Wright's has seen its fair share of hardships. The 1976 fire caused hundreds of thousands of dollars in damage; it took nine months before the store reopened. In a 2009 Pantagraph story, Wright said it was the only time in the store's history that workers were laid off. A warehouse also flooded in January 2008; 27 inches of water caused tens of thousands of dollars in damage.
“The city has always been really good about taking care of their own and they’ll rally behind the store and keep us at a good level place,” said Mayor Bill Alvey, who is also a salesman and marketing manager at Wright’s.
“This is going to affect the community quite a bit and the 30-something people that work here, but we’ll be able to function once we get power restored and that,” he added.
In an email to The Pantagraph, Mindy Flick recalled that the store gave every high school graduate a cedar jewelry box.
"A few years ago, my elderly parents had just downsized and needed furniture. My dad called Wright's on the phone and asked for three recliners and a couch through his specifications. Wright's delivered within the week with my parents pleasantly pleased,” she wrote. “My parents were long-time shoppers with Wright's Furniture and always had superior service.”

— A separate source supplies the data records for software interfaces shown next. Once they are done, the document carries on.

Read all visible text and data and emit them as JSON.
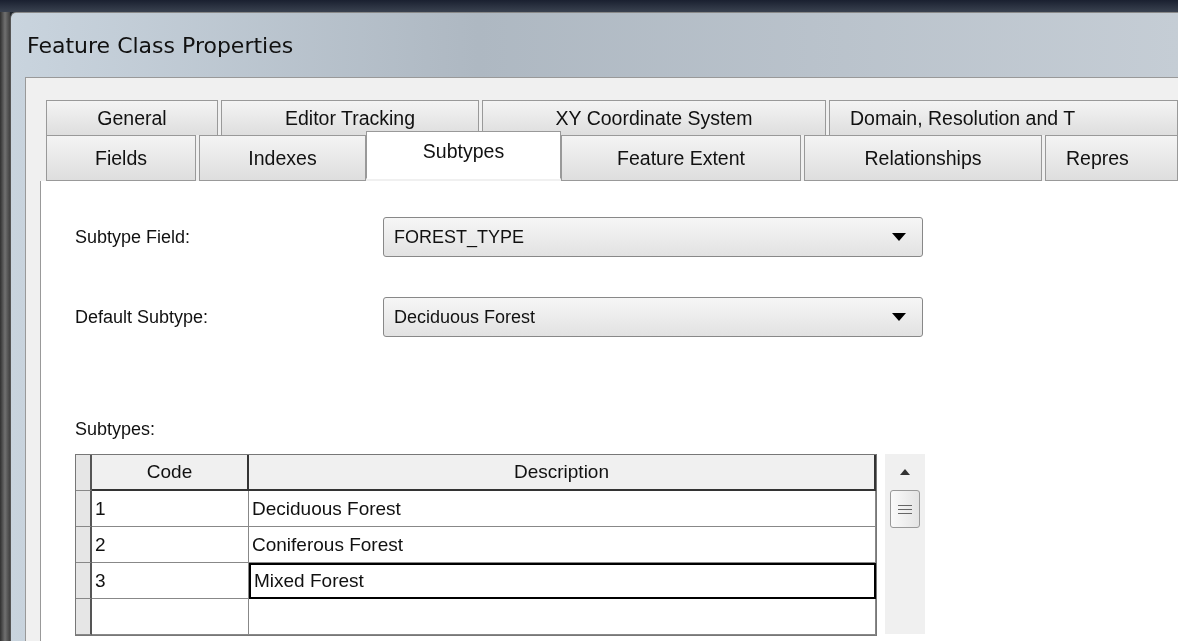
{
  "window": {
    "title": "Feature Class Properties"
  },
  "tab_rows": [
    [
      {
        "label": "General",
        "selected": false
      },
      {
        "label": "Editor Tracking",
        "selected": false
      },
      {
        "label": "XY Coordinate System",
        "selected": false
      },
      {
        "label": "Domain, Resolution and T",
        "selected": false
      }
    ],
    [
      {
        "label": "Fields",
        "selected": false
      },
      {
        "label": "Indexes",
        "selected": false
      },
      {
        "label": "Subtypes",
        "selected": true
      },
      {
        "label": "Feature Extent",
        "selected": false
      },
      {
        "label": "Relationships",
        "selected": false
      },
      {
        "label": "Repres",
        "selected": false
      }
    ]
  ],
  "subtype_field": {
    "label": "Subtype Field:",
    "value": "FOREST_TYPE"
  },
  "default_subtype": {
    "label": "Default Subtype:",
    "value": "Deciduous Forest"
  },
  "subtypes_table": {
    "label": "Subtypes:",
    "columns": [
      "Code",
      "Description"
    ],
    "rows": [
      {
        "code": "1",
        "description": "Deciduous Forest",
        "selected": false
      },
      {
        "code": "2",
        "description": "Coniferous Forest",
        "selected": false
      },
      {
        "code": "3",
        "description": "Mixed Forest",
        "selected": true
      },
      {
        "code": "",
        "description": "",
        "selected": false
      }
    ]
  }
}
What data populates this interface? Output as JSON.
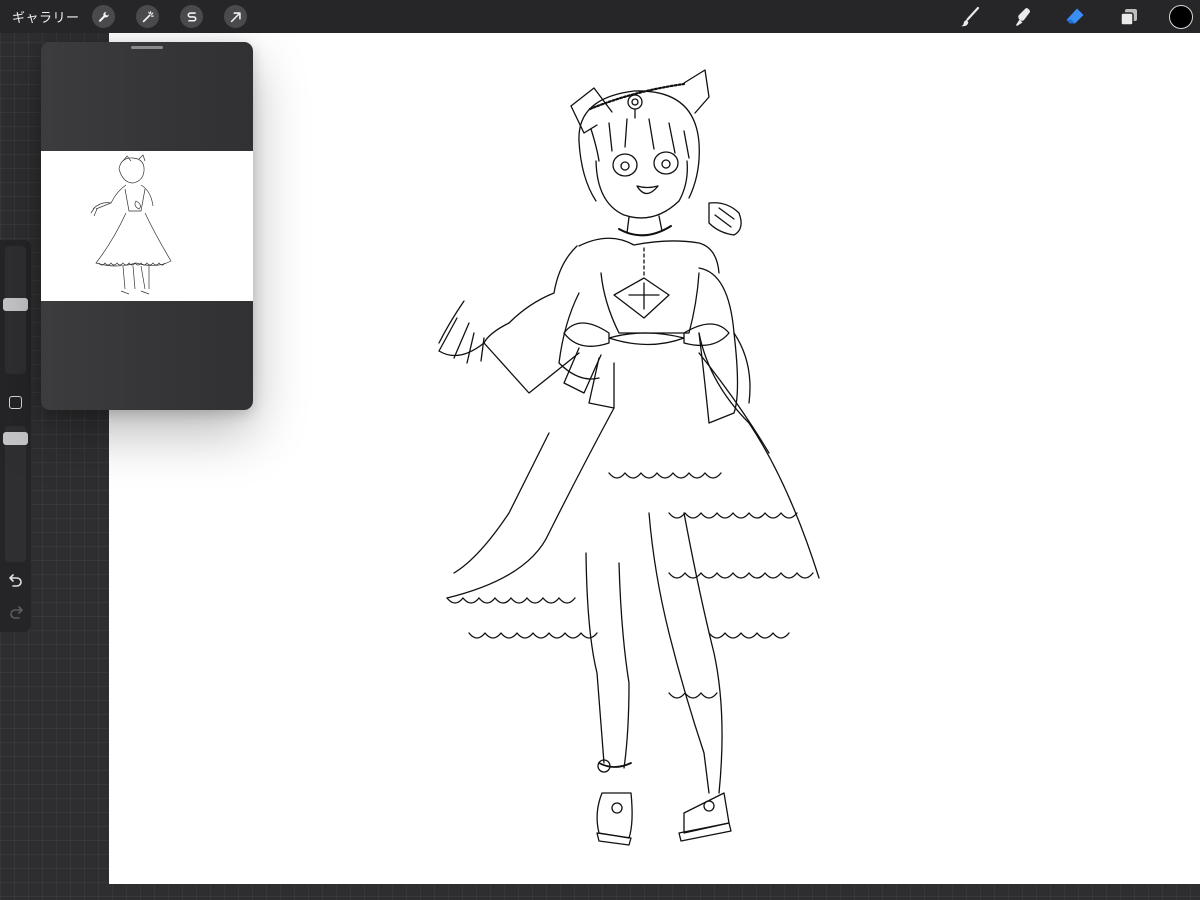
{
  "topbar": {
    "gallery_label": "ギャラリー",
    "left_tools": [
      {
        "name": "actions",
        "icon": "wrench-icon"
      },
      {
        "name": "adjustments",
        "icon": "magic-wand-icon"
      },
      {
        "name": "selection",
        "icon": "selection-s-icon"
      },
      {
        "name": "transform",
        "icon": "arrow-cursor-icon"
      }
    ],
    "right_tools": [
      {
        "name": "brush",
        "icon": "brush-icon",
        "active": false
      },
      {
        "name": "smudge",
        "icon": "smudge-icon",
        "active": false
      },
      {
        "name": "eraser",
        "icon": "eraser-icon",
        "active": true
      },
      {
        "name": "layers",
        "icon": "layers-icon",
        "active": false
      }
    ],
    "current_color": "#000000",
    "accent_color": "#3b8ef5"
  },
  "sidebar": {
    "brush_size_level": 0.55,
    "opacity_level": 0.95,
    "modify_icon": "square-icon",
    "undo_icon": "undo-icon",
    "redo_icon": "redo-icon",
    "redo_enabled": false
  },
  "reference_panel": {
    "grabber_icon": "grabber-handle"
  },
  "canvas": {
    "background": "#ffffff",
    "content": "line-art-character"
  }
}
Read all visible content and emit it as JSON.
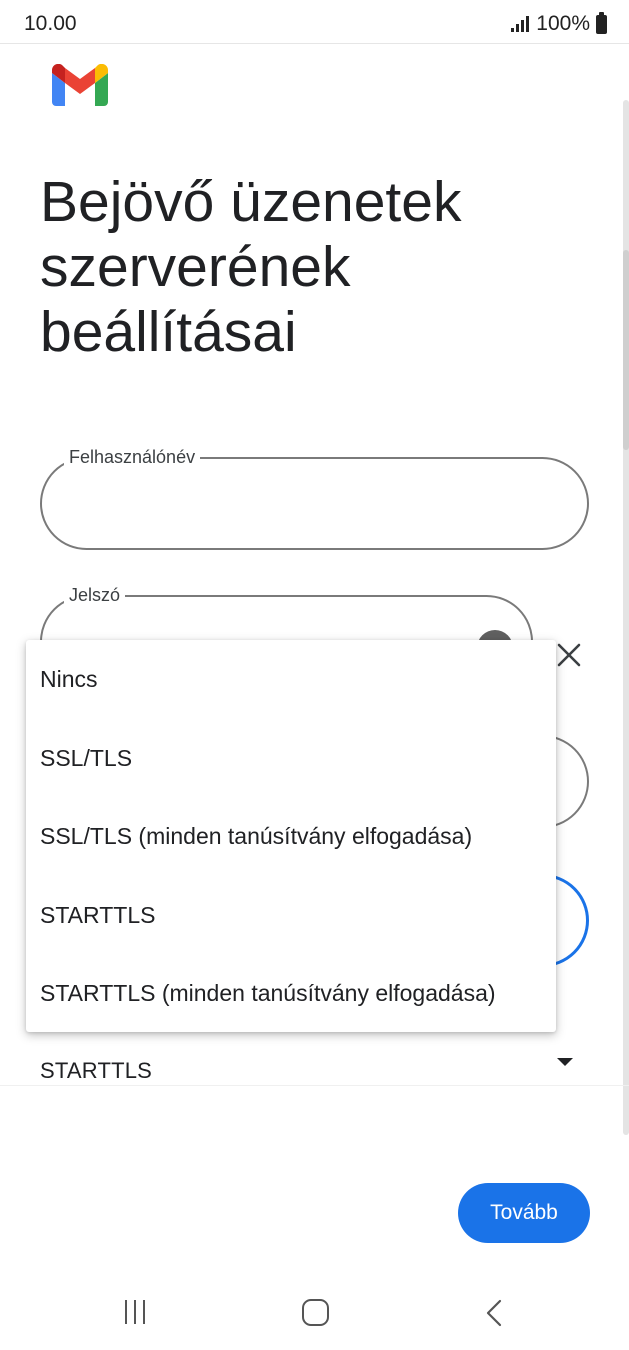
{
  "status_bar": {
    "time": "10.00",
    "battery": "100%",
    "signal_icon": "signal-bars-icon",
    "battery_icon": "battery-full-icon"
  },
  "app": {
    "logo_icon": "gmail-logo",
    "colors": {
      "red": "#EA4335",
      "blue": "#4285F4",
      "green": "#34A853",
      "yellow": "#FBBC04",
      "accent": "#1a73e8"
    }
  },
  "page": {
    "title": "Bejövő üzenetek szerverének beállításai"
  },
  "form": {
    "username_label": "Felhasználónév",
    "username_value": "",
    "password_label": "Jelszó",
    "password_value": "",
    "security_selected": "STARTTLS"
  },
  "dropdown": {
    "options": [
      "Nincs",
      "SSL/TLS",
      "SSL/TLS (minden tanúsítvány elfogadása)",
      "STARTTLS",
      "STARTTLS (minden tanúsítvány elfogadása)"
    ]
  },
  "actions": {
    "next_label": "Tovább"
  }
}
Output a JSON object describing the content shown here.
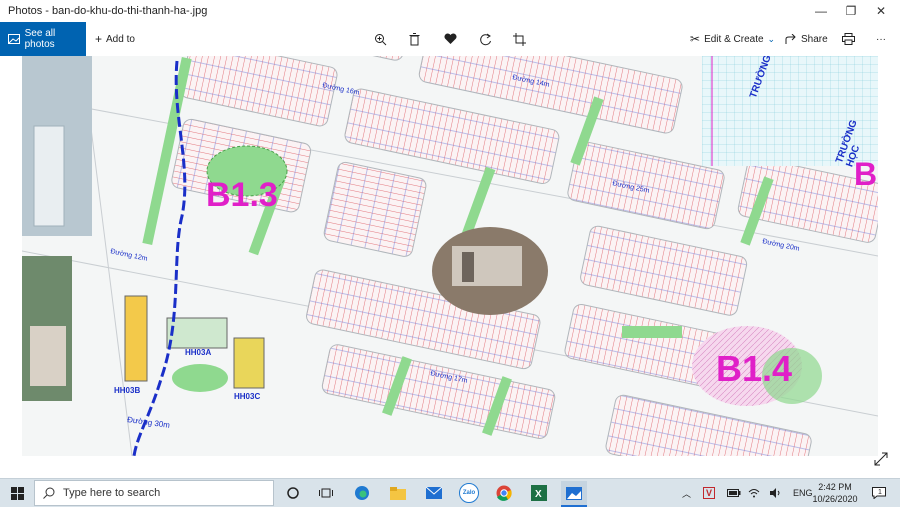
{
  "window": {
    "title": "Photos - ban-do-khu-do-thi-thanh-ha-.jpg",
    "minimize": "—",
    "maximize": "❐",
    "close": "✕"
  },
  "toolbar": {
    "see_all_photos": "See all photos",
    "add_to": "Add to",
    "edit_create": "Edit & Create",
    "share": "Share",
    "more": "···"
  },
  "map": {
    "block_labels": [
      "B1.3",
      "B1.4",
      "B"
    ],
    "building_labels": [
      "HH03B",
      "HH03A",
      "HH03C"
    ],
    "school_labels": [
      "TRƯỜNG HỌC",
      "TRƯỜNG HỌC"
    ],
    "road_labels": [
      "Đường 30m",
      "Đường 25m",
      "Đường 14m",
      "Đường 12m",
      "Đường 17m",
      "Đường 20m",
      "Đường 16m"
    ],
    "colors": {
      "block_label": "#e020c8",
      "road_blue": "#1a2fc8",
      "park_green": "#8fd98f",
      "lot_red": "#d9404a"
    }
  },
  "taskbar": {
    "search_placeholder": "Type here to search",
    "zalo_label": "Zalo",
    "language": "ENG",
    "time": "2:42 PM",
    "date": "10/26/2020",
    "notifications": "1"
  }
}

"May this local store rebuild and help local residents for generations to come," Flick wrote.
Alvey complimented Fire Chief Jacob Campbell for the department's work.
“This was the fire chief’s first big fire since he got made chief and he did a great job,” he said. “He must have had at least 10 other fire departments here.”
Firefighters from Pontiac, Dwight, Cornell, Streator, Lexington, Fairbury, Minonk and Forrest worked the blaze, with assistance from Pontiac police, Livingston County deputies and Southeast Livingston County Ambulance Service.
Julie Gerke contributed information for this story.